About 100 Edgewood College students dressed in black in solidarity and walked out of class on Wednesday to attend a student-led listening session.

Three weeks before the walkout, the school was celebrating Dr. Martin Luther King Jr. during what they call Dream Week. Someone vandalized a poster of Martin Luther King Jr. and president Scott Flanagan sent out an email to alert students.

It happened again a week later, but student said the administration didn’t do enough to condemn the act.

During the walkout, at least 20 students expressed their frustration by speaking directly to the 17 members of the president’s cabinet who were in attendance.

“We’ll get on board when our staff can say that’s not right. We need to make it better,” said one student.

Ana Jimenez-Diaz, Student Senate president, said the event was organized to allow students to come speak their truth and be validated.

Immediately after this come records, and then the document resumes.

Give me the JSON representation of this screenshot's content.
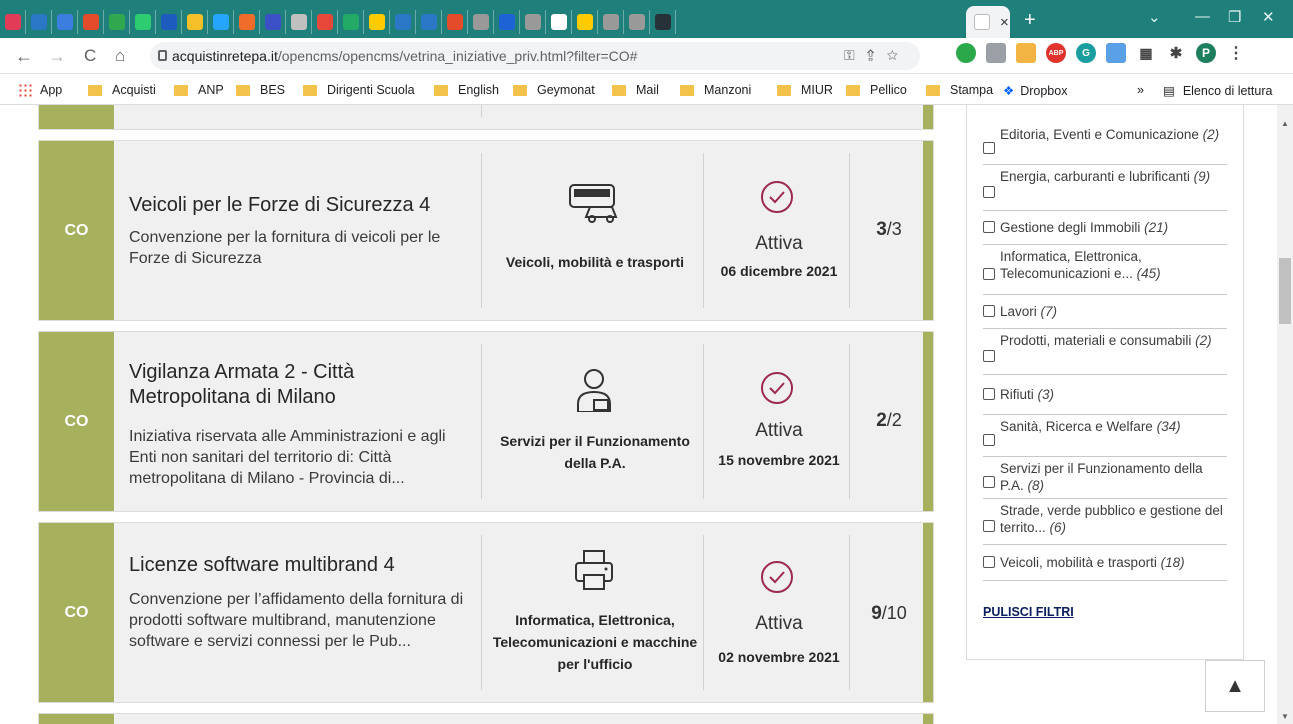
{
  "browser": {
    "tab_favicon_colors": [
      "#e23b57",
      "#2a78c5",
      "#3c7de0",
      "#e34b2b",
      "#2fa84f",
      "#2ecc71",
      "#1e5bbf",
      "#f6c02b",
      "#26a5ff",
      "#f06c2a",
      "#3b50c4",
      "#c0c0c0",
      "#e8483a",
      "#22aa66",
      "#ffcc00",
      "#2a78c5",
      "#2a78c5",
      "#e34b2b",
      "#999999",
      "#1d63d6",
      "#999999",
      "#ffffff",
      "#ffcc00",
      "#999999",
      "#999999",
      "#263238"
    ],
    "active_tab_close": "×",
    "new_tab": "+",
    "url_domain": "acquistinretepa.it",
    "url_path": "/opencms/opencms/vetrina_iniziative_priv.html?filter=CO#",
    "profile_initial": "P"
  },
  "bookmarks": {
    "apps": "App",
    "items": [
      "Acquisti",
      "ANP",
      "BES",
      "Dirigenti Scuola",
      "English",
      "Geymonat",
      "Mail",
      "Manzoni",
      "MIUR",
      "Pellico",
      "Stampa"
    ],
    "dropbox": "Dropbox",
    "more": "»",
    "reading_list": "Elenco di lettura"
  },
  "cards": [
    {
      "category": "CO",
      "title": "Veicoli per le Forze di Sicurezza 4",
      "description": "Convenzione per la fornitura di veicoli per le Forze di Sicurezza",
      "sector": "Veicoli, mobilità e trasporti",
      "sector_icon": "bus-car-icon",
      "status": "Attiva",
      "date": "06 dicembre 2021",
      "lots_active": "3",
      "lots_total": "/3"
    },
    {
      "category": "CO",
      "title": "Vigilanza Armata 2 - Città Metropolitana di Milano",
      "description": "Iniziativa riservata alle Amministrazioni e agli Enti non sanitari del territorio di: Città metropolitana di Milano - Provincia di...",
      "sector": "Servizi per il Funzionamento della P.A.",
      "sector_icon": "person-id-icon",
      "status": "Attiva",
      "date": "15 novembre 2021",
      "lots_active": "2",
      "lots_total": "/2"
    },
    {
      "category": "CO",
      "title": "Licenze software multibrand 4",
      "description": "Convenzione per l’affidamento della fornitura di prodotti software multibrand, manutenzione software e servizi connessi per le Pub...",
      "sector": "Informatica, Elettronica, Telecomunicazioni e macchine per l'ufficio",
      "sector_icon": "printer-icon",
      "status": "Attiva",
      "date": "02 novembre 2021",
      "lots_active": "9",
      "lots_total": "/10"
    }
  ],
  "filters": [
    {
      "label": "Editoria, Eventi e Comunicazione",
      "count": "(2)"
    },
    {
      "label": "Energia, carburanti e lubrificanti",
      "count": "(9)"
    },
    {
      "label": "Gestione degli Immobili",
      "count": "(21)"
    },
    {
      "label": "Informatica, Elettronica, Telecomunicazioni e...",
      "count": "(45)"
    },
    {
      "label": "Lavori",
      "count": "(7)"
    },
    {
      "label": "Prodotti, materiali e consumabili",
      "count": "(2)"
    },
    {
      "label": "Rifiuti",
      "count": "(3)"
    },
    {
      "label": "Sanità, Ricerca e Welfare",
      "count": "(34)"
    },
    {
      "label": "Servizi per il Funzionamento della P.A.",
      "count": "(8)"
    },
    {
      "label": "Strade, verde pubblico e gestione del territo...",
      "count": "(6)"
    },
    {
      "label": "Veicoli, mobilità e trasporti",
      "count": "(18)"
    }
  ],
  "clear_filters": "PULISCI FILTRI",
  "back_to_top": "^",
  "colors": {
    "accent_green": "#a6b05d",
    "status_check": "#9c2a52",
    "tabbar": "#1e7f7b"
  }
}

“It’s about time that we begin to rebuild the sense of our diverse and inclusive community here at Edgewood that I thought we had,” said Sydney Wilcox, Student Senate vice president.

One student asked the crowd how many of their professors talked about the vandalism in class but only a couple people raised their hands.

“Emails aren’t enough and today we’re standing here to try to talk about it and I think the main thing we need to work on is our staff,” she said.

Students spoke about the school justice system, saying students are getting away with getting in trouble on campus and allegations of sexual assault aren’t dealt with.

“Some of us are so tired of repeating what we experience on this racially divided, male-dominant, sexist and let’s not forget homophobic, predominantly white campus,” said student Demond Hill. “When someone asks me if Edgewood College cares about diversity and inclusion, I’m just going to have to tell them the truth. We don’t.”

Staff said an open forum like this hasn’t happened in at least eight years, but this event could energize staff and students to create a transparent relationship.

“To really improve the student experience we need to hear from our students in forums like this,” said Tony Garcia, executive director of diversity. “I’m proud of our students who were up there, but their experiences just tear me apart.”